Task statement |
Keep the pictures out of the copy and print all the entries below exactly.

Source material |
- - -
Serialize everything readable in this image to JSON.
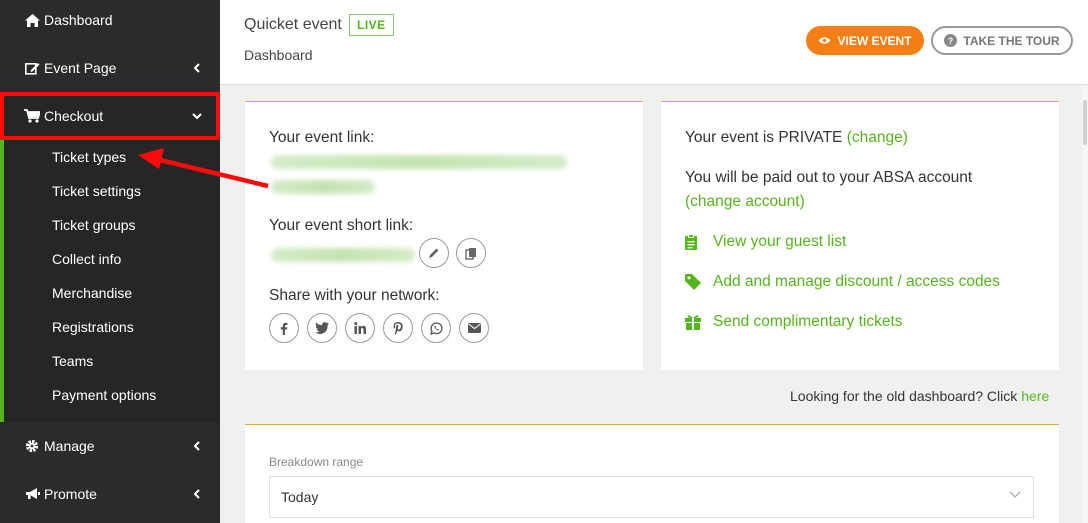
{
  "sidebar": {
    "dashboard": "Dashboard",
    "event_page": "Event Page",
    "checkout": "Checkout",
    "checkout_items": [
      "Ticket types",
      "Ticket settings",
      "Ticket groups",
      "Collect info",
      "Merchandise",
      "Registrations",
      "Teams",
      "Payment options"
    ],
    "manage": "Manage",
    "promote": "Promote"
  },
  "header": {
    "title": "Quicket event",
    "status_badge": "LIVE",
    "breadcrumb": "Dashboard",
    "view_event_label": "VIEW EVENT",
    "tour_label": "TAKE THE TOUR"
  },
  "link_card": {
    "event_link_label": "Your event link:",
    "short_link_label": "Your event short link:",
    "share_label": "Share with your network:",
    "share_icons": [
      "facebook-icon",
      "twitter-icon",
      "linkedin-icon",
      "pinterest-icon",
      "whatsapp-icon",
      "email-icon"
    ]
  },
  "info_card": {
    "privacy_text": "Your event is PRIVATE",
    "privacy_change": "(change)",
    "payout_text": "You will be paid out to your ABSA account",
    "payout_change": "(change account)",
    "actions": [
      "View your guest list",
      "Add and manage discount / access codes",
      "Send complimentary tickets"
    ]
  },
  "old_dashboard": {
    "text": "Looking for the old dashboard? Click",
    "link": "here"
  },
  "breakdown": {
    "label": "Breakdown range",
    "selected": "Today"
  },
  "colors": {
    "accent_green": "#55b51c",
    "accent_orange": "#f47f14",
    "highlight_red": "#ff0a0a",
    "sidebar_bg": "#2b2b2b"
  }
}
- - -
Output |
Serialize everything readable in this image to JSON.
{
  "sidebar": {
    "dashboard": "Dashboard",
    "event_page": "Event Page",
    "checkout": "Checkout",
    "checkout_items": [
      "Ticket types",
      "Ticket settings",
      "Ticket groups",
      "Collect info",
      "Merchandise",
      "Registrations",
      "Teams",
      "Payment options"
    ],
    "manage": "Manage",
    "promote": "Promote"
  },
  "header": {
    "title": "Quicket event",
    "status_badge": "LIVE",
    "breadcrumb": "Dashboard",
    "view_event_label": "VIEW EVENT",
    "tour_label": "TAKE THE TOUR"
  },
  "link_card": {
    "event_link_label": "Your event link:",
    "short_link_label": "Your event short link:",
    "share_label": "Share with your network:",
    "share_icons": [
      "facebook-icon",
      "twitter-icon",
      "linkedin-icon",
      "pinterest-icon",
      "whatsapp-icon",
      "email-icon"
    ]
  },
  "info_card": {
    "privacy_text": "Your event is PRIVATE",
    "privacy_change": "(change)",
    "payout_text": "You will be paid out to your ABSA account",
    "payout_change": "(change account)",
    "actions": [
      "View your guest list",
      "Add and manage discount / access codes",
      "Send complimentary tickets"
    ]
  },
  "old_dashboard": {
    "text": "Looking for the old dashboard? Click",
    "link": "here"
  },
  "breakdown": {
    "label": "Breakdown range",
    "selected": "Today"
  },
  "colors": {
    "accent_green": "#55b51c",
    "accent_orange": "#f47f14",
    "highlight_red": "#ff0a0a",
    "sidebar_bg": "#2b2b2b"
  }
}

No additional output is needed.